It is hard to believe that a comedy as singularly inept and downright unfunny as An American Carol came from one of the three minds behind one of the funniest comedies of all time, Airplane! (I'd argue THE funniest, but that's for another place and time), and harder yet to believe that it somehow weaseled its way onto 1,600+ screens this weekend. But here it is, as witless and tactless as anything 2008 has offered up to date, and in a year where the wonder duo that is Friedberg and Seltzer has shat out not one, but two similarly dreadful offerings, that's saying a lot.
In this tale being spun by an absent-minded grandfather (Leslie Nielsen, appearing in one of two roles) at an all-American cookout, our Scrooge surrogate is Michael Malone (Kevin Farley), a liberal-and-then-some filmmaker infamous for his documentaries, with the most recent screed being titled "Die You American Pigs!". To a couple of terrorists (led by Robert Davi), he seems like the ideal candidate to help them replace their Taliban recruitment video; to Malone, they seem like the ideal opportunity for him to finally direct a legitimate feature and earn some respect, in spite of his current campaign to abolish the Fourth of July.
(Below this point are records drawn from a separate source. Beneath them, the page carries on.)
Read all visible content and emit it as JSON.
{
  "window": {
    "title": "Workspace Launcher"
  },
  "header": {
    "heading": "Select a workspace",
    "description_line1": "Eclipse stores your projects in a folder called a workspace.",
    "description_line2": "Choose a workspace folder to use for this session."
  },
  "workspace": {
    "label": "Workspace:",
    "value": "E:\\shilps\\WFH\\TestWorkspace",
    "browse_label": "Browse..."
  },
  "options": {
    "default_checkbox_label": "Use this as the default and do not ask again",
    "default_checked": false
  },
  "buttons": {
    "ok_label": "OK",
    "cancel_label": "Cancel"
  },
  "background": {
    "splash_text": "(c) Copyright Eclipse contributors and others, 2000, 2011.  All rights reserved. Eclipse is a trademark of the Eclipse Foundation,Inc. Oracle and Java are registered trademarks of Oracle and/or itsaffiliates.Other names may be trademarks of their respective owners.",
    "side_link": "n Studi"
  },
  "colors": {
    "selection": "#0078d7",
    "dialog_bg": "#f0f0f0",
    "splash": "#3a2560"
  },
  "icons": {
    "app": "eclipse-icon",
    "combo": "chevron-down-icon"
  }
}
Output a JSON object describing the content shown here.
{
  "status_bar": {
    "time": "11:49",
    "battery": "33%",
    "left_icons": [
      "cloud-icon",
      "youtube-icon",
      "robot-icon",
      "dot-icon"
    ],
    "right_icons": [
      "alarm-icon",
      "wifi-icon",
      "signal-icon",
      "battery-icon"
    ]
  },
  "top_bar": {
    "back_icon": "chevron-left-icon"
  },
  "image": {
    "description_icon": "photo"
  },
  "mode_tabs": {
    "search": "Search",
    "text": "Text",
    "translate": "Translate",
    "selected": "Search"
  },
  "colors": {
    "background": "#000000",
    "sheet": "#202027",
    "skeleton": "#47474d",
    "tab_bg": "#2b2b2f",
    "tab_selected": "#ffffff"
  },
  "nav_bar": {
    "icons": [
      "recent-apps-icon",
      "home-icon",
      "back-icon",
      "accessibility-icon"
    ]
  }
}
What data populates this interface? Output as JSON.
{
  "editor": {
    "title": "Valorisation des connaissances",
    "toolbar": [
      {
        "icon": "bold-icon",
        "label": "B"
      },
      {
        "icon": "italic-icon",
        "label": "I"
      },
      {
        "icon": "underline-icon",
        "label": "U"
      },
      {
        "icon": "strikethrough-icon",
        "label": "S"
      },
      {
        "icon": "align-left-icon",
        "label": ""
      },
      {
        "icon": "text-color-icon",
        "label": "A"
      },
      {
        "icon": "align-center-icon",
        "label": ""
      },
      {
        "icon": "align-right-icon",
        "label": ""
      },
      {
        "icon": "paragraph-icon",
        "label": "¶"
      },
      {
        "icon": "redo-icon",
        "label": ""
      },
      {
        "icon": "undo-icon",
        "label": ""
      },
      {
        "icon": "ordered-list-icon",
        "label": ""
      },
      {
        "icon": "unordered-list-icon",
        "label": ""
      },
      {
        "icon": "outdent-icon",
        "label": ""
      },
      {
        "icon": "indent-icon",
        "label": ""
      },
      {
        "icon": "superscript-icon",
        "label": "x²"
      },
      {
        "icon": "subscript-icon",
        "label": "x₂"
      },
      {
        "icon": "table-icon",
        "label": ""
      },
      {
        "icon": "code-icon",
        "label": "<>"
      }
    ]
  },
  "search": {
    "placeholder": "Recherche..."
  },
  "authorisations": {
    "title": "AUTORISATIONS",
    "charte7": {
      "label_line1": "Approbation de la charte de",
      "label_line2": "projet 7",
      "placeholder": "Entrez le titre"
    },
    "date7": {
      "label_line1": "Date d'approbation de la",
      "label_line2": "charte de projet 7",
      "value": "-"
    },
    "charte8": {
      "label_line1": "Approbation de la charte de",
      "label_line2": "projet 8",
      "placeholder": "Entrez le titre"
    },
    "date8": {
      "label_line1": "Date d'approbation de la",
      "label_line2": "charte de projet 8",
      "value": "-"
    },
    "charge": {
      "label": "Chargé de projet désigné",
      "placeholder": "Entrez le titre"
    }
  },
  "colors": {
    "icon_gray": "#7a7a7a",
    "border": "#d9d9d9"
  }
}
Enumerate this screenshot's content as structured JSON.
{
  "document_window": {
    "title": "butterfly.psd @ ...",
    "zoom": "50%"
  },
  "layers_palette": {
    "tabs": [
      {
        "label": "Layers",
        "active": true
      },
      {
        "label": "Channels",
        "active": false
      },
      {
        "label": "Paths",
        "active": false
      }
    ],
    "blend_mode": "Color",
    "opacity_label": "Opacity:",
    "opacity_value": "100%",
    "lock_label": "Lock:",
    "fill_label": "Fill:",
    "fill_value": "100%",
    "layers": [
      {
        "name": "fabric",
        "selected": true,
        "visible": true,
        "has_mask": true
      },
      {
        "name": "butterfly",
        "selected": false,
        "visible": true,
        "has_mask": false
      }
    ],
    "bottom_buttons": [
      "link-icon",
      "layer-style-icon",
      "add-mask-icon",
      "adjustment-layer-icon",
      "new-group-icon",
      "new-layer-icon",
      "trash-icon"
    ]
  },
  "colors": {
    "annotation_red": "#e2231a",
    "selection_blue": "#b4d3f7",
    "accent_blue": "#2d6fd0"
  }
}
Thus it's up to the ghosts of George Washington, George Patton and John F. Kennedy (played by Jon Voight, Kelsey Grammer and Chriss Anglin, respectively) to set Malone on the proper path to patriotism -- a path that can't help but end at a country music concert being held (for the troops, mind you) on Independence Day.
Stripped of any political agenda (as much as possible), the jokes themselves come as fast and furious as they had in Airplane!, with one significant difference: they're not funny. A plantation full of slaves singing "Hava Nagila"? Not funny. Legions of ACLU attorneys getting blasted away like a horde of zombies? Not funny. The closest thing to clever here is a brief reference to Brian de Palma's little-seen Redacted, and even that is wedged in amidst poor slapstick, obvious fat jokes and cheap homophobia (the "those butch lesbians aren't guys after all!" routine is right up there with "that fat lady's not pregnant after all!" in the So-Called Hilarity Hall of Fame).
Then in one of the film's precious few intentionally unfunny moments -- and its arguable low point -- Malone is whisked away to a dust-covered church, where the front doors open to reveal the neighboring remains of the World Trade Center and George Washington points out that the dust all around is actually made up of the ashes of 9/11 victims. (Don't worry, laugh lovers: it doesn't take but a minute for the fatty liberal to run outside and bash his head between two nearby bells.) It's enough to make Rudy Giuliani shake his head in shame, and what are we as an audience really supposed to take away from it? That if we're not laughing for any of the film's other eighty minutes, the terrorists will win? Is that tactic any more radical an approach than anything Michael Moore or his fictional counterpart could pull either on- or off-screen?
Malone may have his petty (and, yes, unfunny) reasons for taking American soldiers to task, but Zucker and his co-writers willfully lump support of the war and support of the soldiers together, and their eagerness to paint a blue-state bullseye with broad strokes is ultimately their undoing. By their logic, loving America and enjoying laughter are two mutually exclusive stances, and that attitude kind of defeats the purpose of political satire in the end.
Look, Team America: World Police took liberal Hollywood to task, including Moore by name (and knocking his weight too), but at least there were genuine laughs there, many of them non-partisan. Trey Parker and Matt Stone made gleefully offensive fun of liberals and conservatives alike, did it with puppets and made an entertainment out of it; here, David Zucker makes gleefully offensive fun of liberals, does it with other kinds of puppets and just makes an embarrassment out of it.